How does one review “Jackass 3D”? The tertiary installment in MTV’s prank and stunt franchise is basically immune to criticism because you get exactly what you pay for. Love it or hate it, “Jackass 3D” accomplishes just about everything it sets out to; in effect, Johnny Knoxville scores a goal on an empty net.
I am the anomaly, but I’d wager next to no one is ‘on the fence’ about whether or not they should see this film. They either contributed to the massive $50 million opening weekend box office cume, or they immediately dismissed it. In my case, however, having never seen the “Jackass” films wasn’t a conscious snub. Believe it or not, there just always seemed to be something better to watch.
This isn't the definitive “Jackass” experience, however. Having watched all three films in the span of a single week, I did discern a distinct arc that left me somewhat letdown with Knoxville’s most recent effort. “Jackass: Number Two” improved upon the original with a more polished, professional look, and more elaborate and inventive stunts. It gave the genuine impression that the crew was pushing its boundaries and trumping itself wherever possible. That same sense of pioneering is largely missing from “Jackass 3D.” The glasses-gimmick seems to supplant genuine innovation in their routine, and on the whole it feels slapdash in comparison to the conceptual genius of its prequel.
But what survives in “Jackass 3D,” and what ultimately endeared me to the franchise is its creativity. Where it won me over was not in the painful payoff of each trick, but rather in the setup. The use of the camera to disorient, spotlight, and surprise is what really makes the series sing, and the trilogy is full of epiphanic moments of hilarity. “Jackass” has and always will be a potpourri of comedic elements, not all of which directly appeal to my specific sensibilities, but the variety is essential and the whole is somehow more than the sum of its parts.

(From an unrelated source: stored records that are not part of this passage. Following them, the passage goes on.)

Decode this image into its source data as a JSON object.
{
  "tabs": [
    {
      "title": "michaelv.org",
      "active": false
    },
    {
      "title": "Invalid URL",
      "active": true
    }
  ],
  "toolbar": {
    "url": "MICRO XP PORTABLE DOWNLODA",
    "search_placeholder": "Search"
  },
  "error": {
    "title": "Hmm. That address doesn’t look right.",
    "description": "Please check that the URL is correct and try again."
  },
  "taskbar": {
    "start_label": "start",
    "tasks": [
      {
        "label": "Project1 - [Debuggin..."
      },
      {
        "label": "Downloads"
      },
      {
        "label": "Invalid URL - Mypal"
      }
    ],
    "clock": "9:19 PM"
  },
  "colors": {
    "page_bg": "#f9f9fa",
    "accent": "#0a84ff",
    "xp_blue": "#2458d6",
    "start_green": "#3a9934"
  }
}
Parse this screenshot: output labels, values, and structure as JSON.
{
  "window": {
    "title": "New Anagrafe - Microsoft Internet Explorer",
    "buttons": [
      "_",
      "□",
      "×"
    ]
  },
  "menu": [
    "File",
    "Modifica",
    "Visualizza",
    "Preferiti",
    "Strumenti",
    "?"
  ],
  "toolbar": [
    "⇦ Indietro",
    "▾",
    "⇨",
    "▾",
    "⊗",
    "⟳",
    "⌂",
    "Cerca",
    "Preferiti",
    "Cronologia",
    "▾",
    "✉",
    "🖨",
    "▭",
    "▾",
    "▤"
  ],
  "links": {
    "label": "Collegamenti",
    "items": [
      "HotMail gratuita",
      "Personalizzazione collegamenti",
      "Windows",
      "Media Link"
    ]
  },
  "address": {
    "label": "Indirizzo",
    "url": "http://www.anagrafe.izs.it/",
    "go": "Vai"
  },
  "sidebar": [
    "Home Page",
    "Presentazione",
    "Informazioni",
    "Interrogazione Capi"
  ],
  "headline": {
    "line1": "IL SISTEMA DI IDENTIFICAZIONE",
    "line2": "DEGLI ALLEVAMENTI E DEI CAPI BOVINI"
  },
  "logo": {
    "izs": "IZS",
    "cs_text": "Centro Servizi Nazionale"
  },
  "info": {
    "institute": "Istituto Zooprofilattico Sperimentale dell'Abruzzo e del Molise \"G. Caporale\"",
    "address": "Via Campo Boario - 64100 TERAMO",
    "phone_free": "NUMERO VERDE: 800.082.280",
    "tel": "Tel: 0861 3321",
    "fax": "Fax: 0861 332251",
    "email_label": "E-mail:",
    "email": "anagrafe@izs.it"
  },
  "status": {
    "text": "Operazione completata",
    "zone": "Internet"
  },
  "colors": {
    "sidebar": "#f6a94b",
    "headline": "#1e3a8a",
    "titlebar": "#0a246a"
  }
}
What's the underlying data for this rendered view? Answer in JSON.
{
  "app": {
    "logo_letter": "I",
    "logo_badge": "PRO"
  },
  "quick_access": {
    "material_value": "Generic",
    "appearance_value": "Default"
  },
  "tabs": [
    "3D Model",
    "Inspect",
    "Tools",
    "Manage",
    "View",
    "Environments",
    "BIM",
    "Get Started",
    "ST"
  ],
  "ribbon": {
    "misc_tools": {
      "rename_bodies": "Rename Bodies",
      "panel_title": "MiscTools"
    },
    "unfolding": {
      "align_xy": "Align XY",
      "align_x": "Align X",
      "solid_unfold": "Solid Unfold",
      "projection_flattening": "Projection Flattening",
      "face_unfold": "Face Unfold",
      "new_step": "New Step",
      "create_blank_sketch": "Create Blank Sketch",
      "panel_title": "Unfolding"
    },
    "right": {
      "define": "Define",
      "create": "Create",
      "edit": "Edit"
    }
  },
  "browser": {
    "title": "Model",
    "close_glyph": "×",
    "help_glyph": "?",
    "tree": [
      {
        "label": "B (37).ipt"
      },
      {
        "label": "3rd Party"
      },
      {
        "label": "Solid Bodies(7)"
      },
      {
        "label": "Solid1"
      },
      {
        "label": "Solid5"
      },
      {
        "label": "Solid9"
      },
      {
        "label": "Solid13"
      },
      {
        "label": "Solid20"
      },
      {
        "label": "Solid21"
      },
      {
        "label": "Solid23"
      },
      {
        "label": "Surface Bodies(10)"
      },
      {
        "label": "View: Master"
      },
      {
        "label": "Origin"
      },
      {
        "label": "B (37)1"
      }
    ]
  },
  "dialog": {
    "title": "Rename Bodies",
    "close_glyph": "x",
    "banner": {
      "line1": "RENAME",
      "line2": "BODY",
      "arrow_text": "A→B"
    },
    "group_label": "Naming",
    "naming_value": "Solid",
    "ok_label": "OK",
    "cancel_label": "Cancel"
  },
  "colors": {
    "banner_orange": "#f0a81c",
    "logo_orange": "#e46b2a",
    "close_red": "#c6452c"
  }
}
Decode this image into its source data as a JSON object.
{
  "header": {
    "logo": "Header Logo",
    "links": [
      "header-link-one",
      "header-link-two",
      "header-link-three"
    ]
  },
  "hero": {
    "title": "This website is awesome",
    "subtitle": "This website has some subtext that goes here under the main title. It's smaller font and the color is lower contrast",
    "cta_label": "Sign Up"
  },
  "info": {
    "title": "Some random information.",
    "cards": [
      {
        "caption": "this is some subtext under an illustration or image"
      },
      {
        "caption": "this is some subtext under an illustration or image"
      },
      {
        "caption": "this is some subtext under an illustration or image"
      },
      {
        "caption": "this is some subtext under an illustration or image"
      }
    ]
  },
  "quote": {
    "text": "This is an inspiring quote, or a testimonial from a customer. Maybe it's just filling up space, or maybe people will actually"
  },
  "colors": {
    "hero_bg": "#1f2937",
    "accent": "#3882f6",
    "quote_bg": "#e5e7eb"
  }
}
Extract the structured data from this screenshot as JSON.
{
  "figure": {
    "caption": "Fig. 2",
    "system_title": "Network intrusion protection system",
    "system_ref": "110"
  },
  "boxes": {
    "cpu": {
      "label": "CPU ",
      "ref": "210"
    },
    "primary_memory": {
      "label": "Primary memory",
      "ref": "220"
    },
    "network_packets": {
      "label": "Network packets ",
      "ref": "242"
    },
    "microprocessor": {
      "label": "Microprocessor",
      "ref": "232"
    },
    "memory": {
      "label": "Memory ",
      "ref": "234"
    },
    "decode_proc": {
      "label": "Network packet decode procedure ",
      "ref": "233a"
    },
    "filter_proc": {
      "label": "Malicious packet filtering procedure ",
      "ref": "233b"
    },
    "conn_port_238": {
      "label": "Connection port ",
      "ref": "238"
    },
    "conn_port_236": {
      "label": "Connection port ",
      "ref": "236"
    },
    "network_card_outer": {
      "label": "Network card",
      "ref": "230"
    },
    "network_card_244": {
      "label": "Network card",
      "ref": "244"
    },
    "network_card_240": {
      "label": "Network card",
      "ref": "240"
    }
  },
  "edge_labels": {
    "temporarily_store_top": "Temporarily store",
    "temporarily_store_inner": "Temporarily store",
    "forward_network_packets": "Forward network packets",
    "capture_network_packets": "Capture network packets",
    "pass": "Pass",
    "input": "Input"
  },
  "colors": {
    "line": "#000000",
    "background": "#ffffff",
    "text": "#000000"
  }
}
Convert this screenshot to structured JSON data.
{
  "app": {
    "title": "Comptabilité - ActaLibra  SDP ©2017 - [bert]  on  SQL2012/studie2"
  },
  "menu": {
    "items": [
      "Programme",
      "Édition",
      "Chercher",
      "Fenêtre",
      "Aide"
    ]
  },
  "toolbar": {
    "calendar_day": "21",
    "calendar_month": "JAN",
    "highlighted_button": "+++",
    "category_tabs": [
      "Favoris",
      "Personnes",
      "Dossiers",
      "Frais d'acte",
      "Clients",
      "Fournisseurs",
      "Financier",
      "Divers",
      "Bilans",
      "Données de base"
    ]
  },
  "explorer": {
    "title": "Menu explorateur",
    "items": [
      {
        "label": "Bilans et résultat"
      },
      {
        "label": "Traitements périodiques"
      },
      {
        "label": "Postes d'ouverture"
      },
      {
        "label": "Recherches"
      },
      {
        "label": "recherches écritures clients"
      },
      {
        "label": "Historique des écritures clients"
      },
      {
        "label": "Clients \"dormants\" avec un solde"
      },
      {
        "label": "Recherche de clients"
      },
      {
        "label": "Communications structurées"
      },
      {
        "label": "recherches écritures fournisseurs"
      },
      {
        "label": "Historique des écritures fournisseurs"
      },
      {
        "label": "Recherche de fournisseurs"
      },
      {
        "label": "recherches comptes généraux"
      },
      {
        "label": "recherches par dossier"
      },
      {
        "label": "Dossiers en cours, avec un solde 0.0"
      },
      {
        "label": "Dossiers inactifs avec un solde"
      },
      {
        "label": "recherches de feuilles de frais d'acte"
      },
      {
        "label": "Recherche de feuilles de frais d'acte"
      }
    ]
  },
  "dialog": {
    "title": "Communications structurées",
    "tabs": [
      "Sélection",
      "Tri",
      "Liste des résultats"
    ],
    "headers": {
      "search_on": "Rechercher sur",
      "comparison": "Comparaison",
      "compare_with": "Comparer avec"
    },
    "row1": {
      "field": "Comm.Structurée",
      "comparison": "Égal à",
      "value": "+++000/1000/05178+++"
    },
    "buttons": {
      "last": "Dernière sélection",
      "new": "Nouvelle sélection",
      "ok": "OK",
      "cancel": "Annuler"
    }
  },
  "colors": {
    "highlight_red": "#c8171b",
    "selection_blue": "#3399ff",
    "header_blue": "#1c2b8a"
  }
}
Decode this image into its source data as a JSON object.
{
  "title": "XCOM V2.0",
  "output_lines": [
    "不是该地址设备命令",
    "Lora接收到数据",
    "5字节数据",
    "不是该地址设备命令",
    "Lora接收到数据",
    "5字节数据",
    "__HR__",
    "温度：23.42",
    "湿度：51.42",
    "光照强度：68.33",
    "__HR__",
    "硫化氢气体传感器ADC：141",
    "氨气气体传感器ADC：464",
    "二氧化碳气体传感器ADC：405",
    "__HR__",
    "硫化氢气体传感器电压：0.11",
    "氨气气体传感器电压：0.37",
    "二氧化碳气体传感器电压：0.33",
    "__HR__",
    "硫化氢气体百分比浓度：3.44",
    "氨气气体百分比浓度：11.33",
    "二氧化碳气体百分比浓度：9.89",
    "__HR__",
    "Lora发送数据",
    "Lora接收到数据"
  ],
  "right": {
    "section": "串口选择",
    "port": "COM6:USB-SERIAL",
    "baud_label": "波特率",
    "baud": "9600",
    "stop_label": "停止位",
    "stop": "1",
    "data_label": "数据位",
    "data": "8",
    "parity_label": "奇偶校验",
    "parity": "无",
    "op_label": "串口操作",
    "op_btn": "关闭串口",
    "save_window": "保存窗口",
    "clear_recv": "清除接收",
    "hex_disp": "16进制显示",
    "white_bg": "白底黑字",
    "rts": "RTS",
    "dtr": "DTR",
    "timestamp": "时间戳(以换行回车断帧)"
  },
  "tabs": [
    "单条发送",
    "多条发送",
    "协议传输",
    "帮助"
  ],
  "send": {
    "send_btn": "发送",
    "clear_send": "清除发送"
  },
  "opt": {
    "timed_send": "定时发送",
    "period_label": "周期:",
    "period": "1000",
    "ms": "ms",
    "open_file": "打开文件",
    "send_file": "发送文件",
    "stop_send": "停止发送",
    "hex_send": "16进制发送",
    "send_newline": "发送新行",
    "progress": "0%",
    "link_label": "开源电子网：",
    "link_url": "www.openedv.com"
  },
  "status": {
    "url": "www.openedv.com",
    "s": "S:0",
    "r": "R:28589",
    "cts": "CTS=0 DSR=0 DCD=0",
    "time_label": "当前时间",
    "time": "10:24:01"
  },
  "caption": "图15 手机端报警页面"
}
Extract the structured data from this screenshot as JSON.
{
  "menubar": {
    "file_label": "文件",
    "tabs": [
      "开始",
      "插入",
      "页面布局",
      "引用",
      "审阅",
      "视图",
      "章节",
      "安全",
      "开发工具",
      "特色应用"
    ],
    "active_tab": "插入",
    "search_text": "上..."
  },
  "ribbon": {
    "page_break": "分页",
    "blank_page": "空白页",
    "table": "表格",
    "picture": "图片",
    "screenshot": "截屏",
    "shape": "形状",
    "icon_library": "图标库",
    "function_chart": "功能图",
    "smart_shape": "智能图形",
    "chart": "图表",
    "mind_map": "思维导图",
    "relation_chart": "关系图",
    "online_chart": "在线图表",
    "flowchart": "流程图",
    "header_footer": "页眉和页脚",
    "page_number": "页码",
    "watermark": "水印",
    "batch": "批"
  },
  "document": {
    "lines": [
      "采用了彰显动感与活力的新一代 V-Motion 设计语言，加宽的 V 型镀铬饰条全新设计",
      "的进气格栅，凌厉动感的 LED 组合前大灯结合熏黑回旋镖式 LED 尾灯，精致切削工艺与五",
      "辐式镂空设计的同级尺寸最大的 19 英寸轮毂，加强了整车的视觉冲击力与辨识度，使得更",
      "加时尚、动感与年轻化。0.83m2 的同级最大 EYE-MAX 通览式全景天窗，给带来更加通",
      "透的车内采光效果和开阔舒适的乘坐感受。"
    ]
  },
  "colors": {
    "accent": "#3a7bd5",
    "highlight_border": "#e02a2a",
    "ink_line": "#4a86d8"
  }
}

I only wish “Jackass 3D” had more of the entrepreneurial spirit that so distinguished the second film. It may not be ambitious, but hey, a goal made on an empty net still counts.